The definitive book on how and why we are friends, written by a world-renowned expert.
Friends matter to us, and they matter more than we think. The single most surprising fact to emerge out of the medical literature over the last decade or so has been that the number and quality of the friendships we have has a bigger influence on our happiness, health and even mortality risk than anything else except giving up smoking.
Robin Dunbar is the world-renowned psychologist and author who famously discovered Dunbar's number: how our capacity for friendship is limited to around 150 people. In Friends, he looks at friendship in the round, at the way different types of friendship and family relationships intersect, or at the complex of psychological and behavioural mechanisms that underpin friendships and make them possible - and just how complicated the business of making and keeping friends actually is.
Mixing insights from scientific research with first person experiences and culture, Friends explores and integrates knowledge from disciplines ranging from psychology and anthropology to neuroscience and genetics in a single magical weave that allows us to peer into the incredible complexity of the social world in which we are all so deeply embedded.
Working at the coalface of the subject at both research and personal levels, Robin Dunbar has written the definitive book on how and why we are friends.

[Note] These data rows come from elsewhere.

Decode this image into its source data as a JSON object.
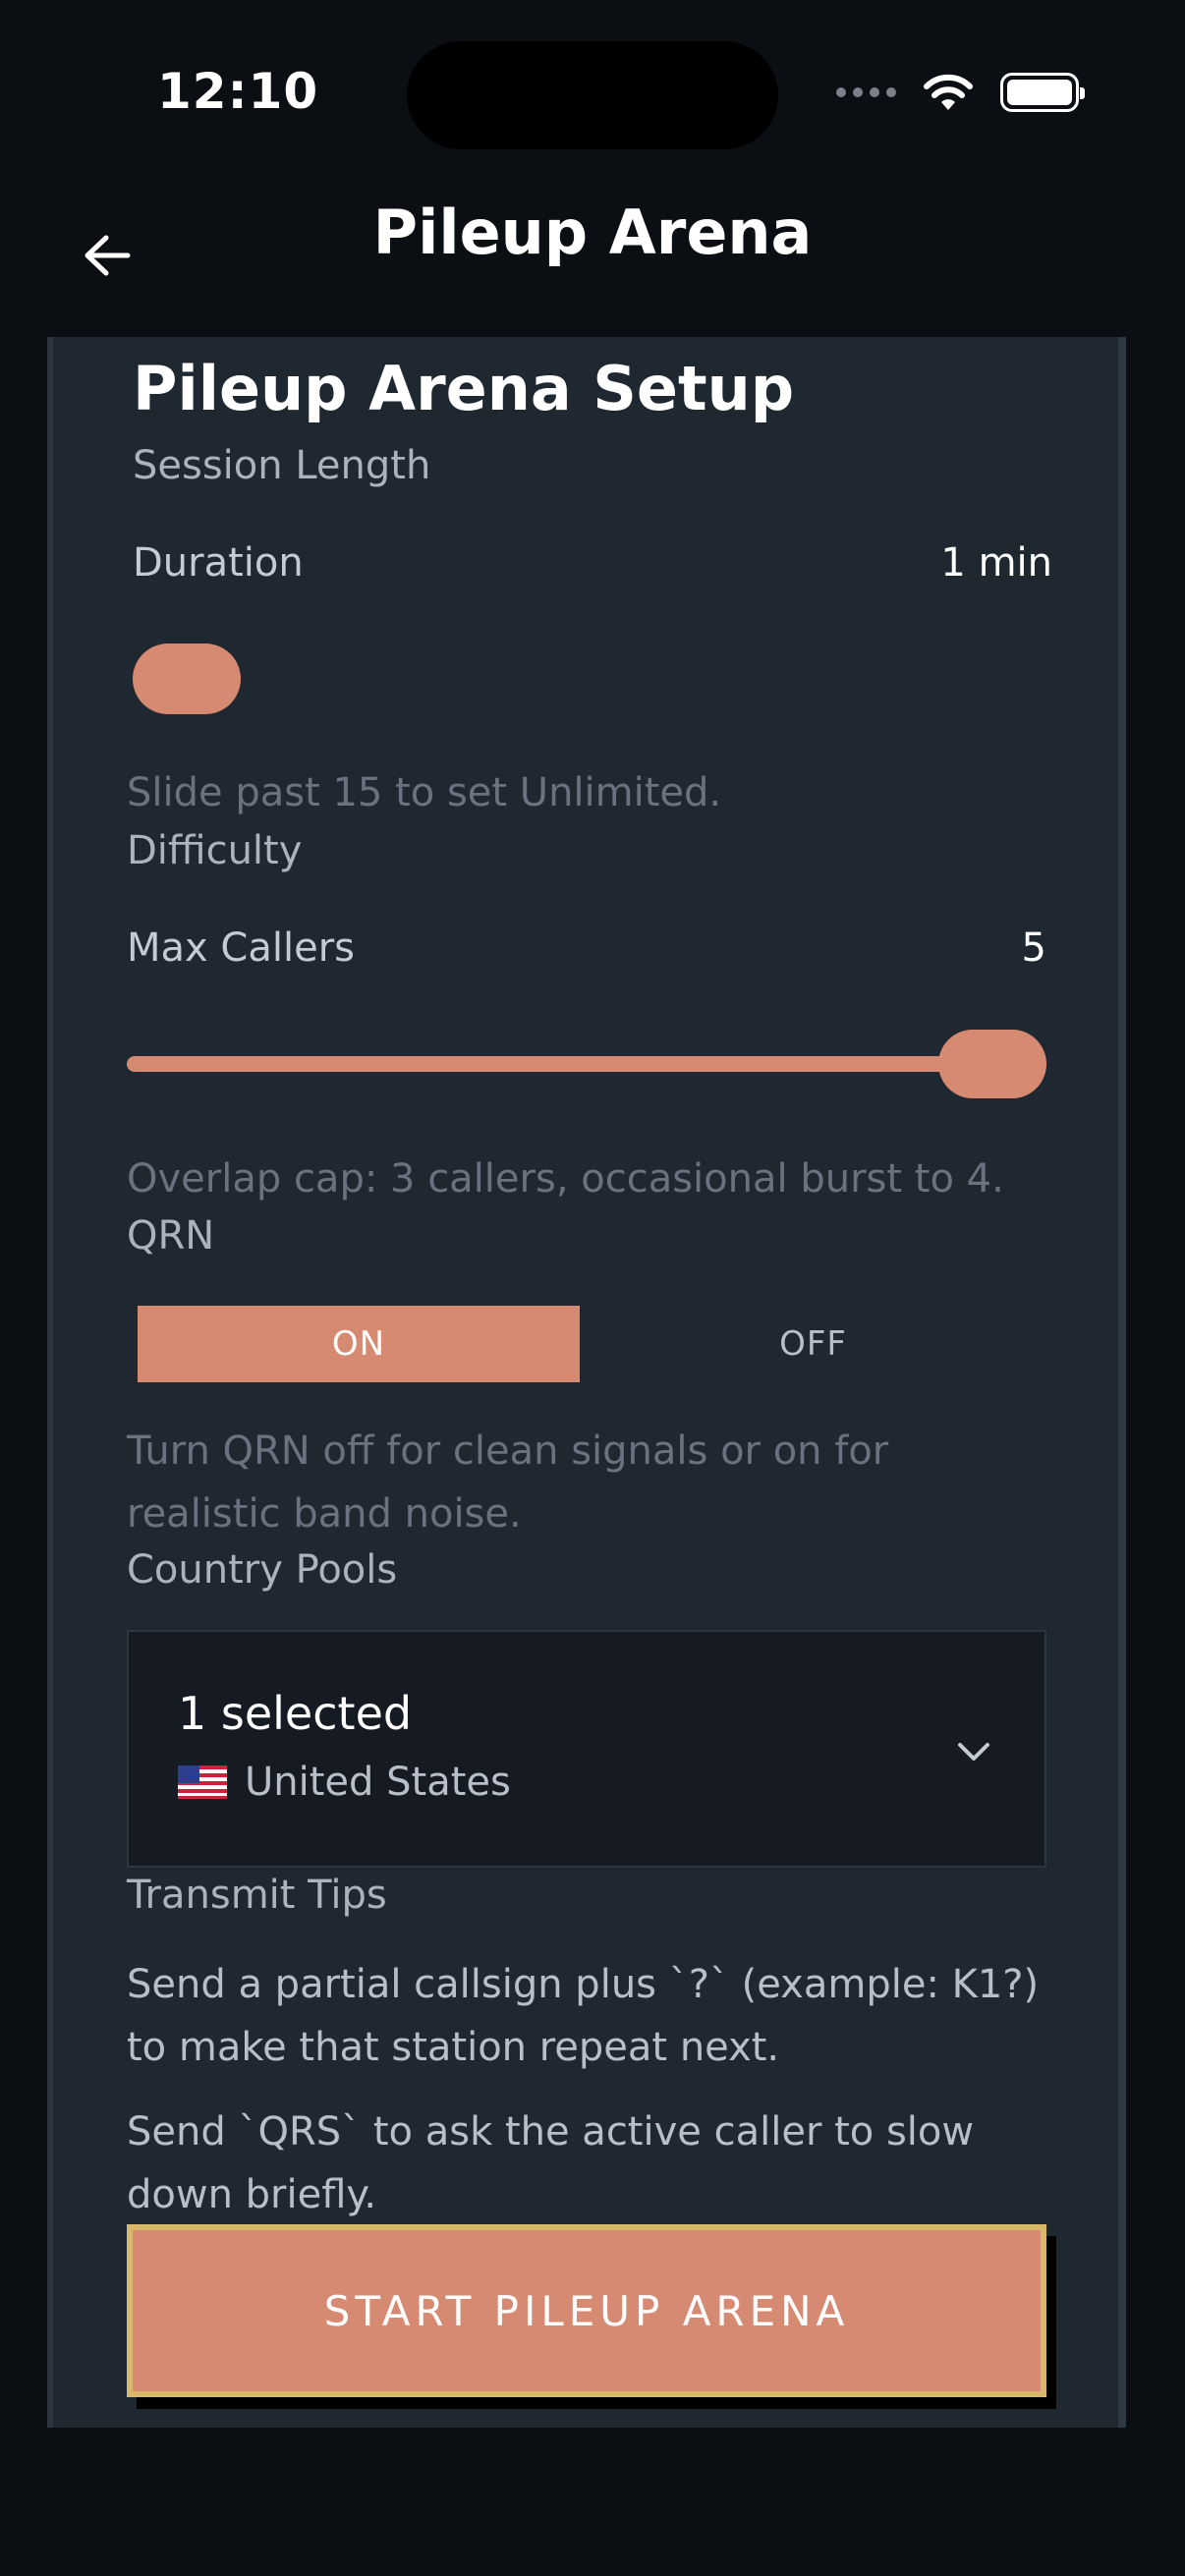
{
  "status": {
    "time": "12:10"
  },
  "app": {
    "title": "Pileup Arena"
  },
  "setup": {
    "heading": "Pileup Arena Setup",
    "session_length": {
      "section": "Session Length",
      "label": "Duration",
      "value": "1 min",
      "slider_fraction": 0.0,
      "hint": "Slide past 15 to set Unlimited."
    },
    "difficulty": {
      "section": "Difficulty",
      "label": "Max Callers",
      "value": "5",
      "slider_fraction": 1.0,
      "hint": "Overlap cap: 3 callers, occasional burst to 4."
    },
    "qrn": {
      "section": "QRN",
      "on_label": "ON",
      "off_label": "OFF",
      "selected": "ON",
      "hint": "Turn QRN off for clean signals or on for realistic band noise."
    },
    "country_pools": {
      "section": "Country Pools",
      "selected_count": "1 selected",
      "selected_country": "United States",
      "flag_icon": "us-flag-icon"
    },
    "transmit_tips": {
      "section": "Transmit Tips",
      "tip1": "Send a partial callsign plus `?` (example: K1?) to make that station repeat next.",
      "tip2": "Send `QRS` to ask the active caller to slow down briefly."
    },
    "start_label": "START PILEUP ARENA"
  },
  "colors": {
    "background": "#0b0e13",
    "card": "#1f2731",
    "accent": "#d78a72",
    "button_border": "#d8b96c"
  }
}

Robin Dunbar is an evolutionary psychologist and former director of the Institute of Cognitive and Evolutionary Anthropology in the Department of Experimental Psychology at Oxford University. His acclaimed books include How Many Friends Does One Person Need? and Grooming, Gossip and the Evolution of Language, described by Malcolm Gladwell as "a marvellous work of popular science."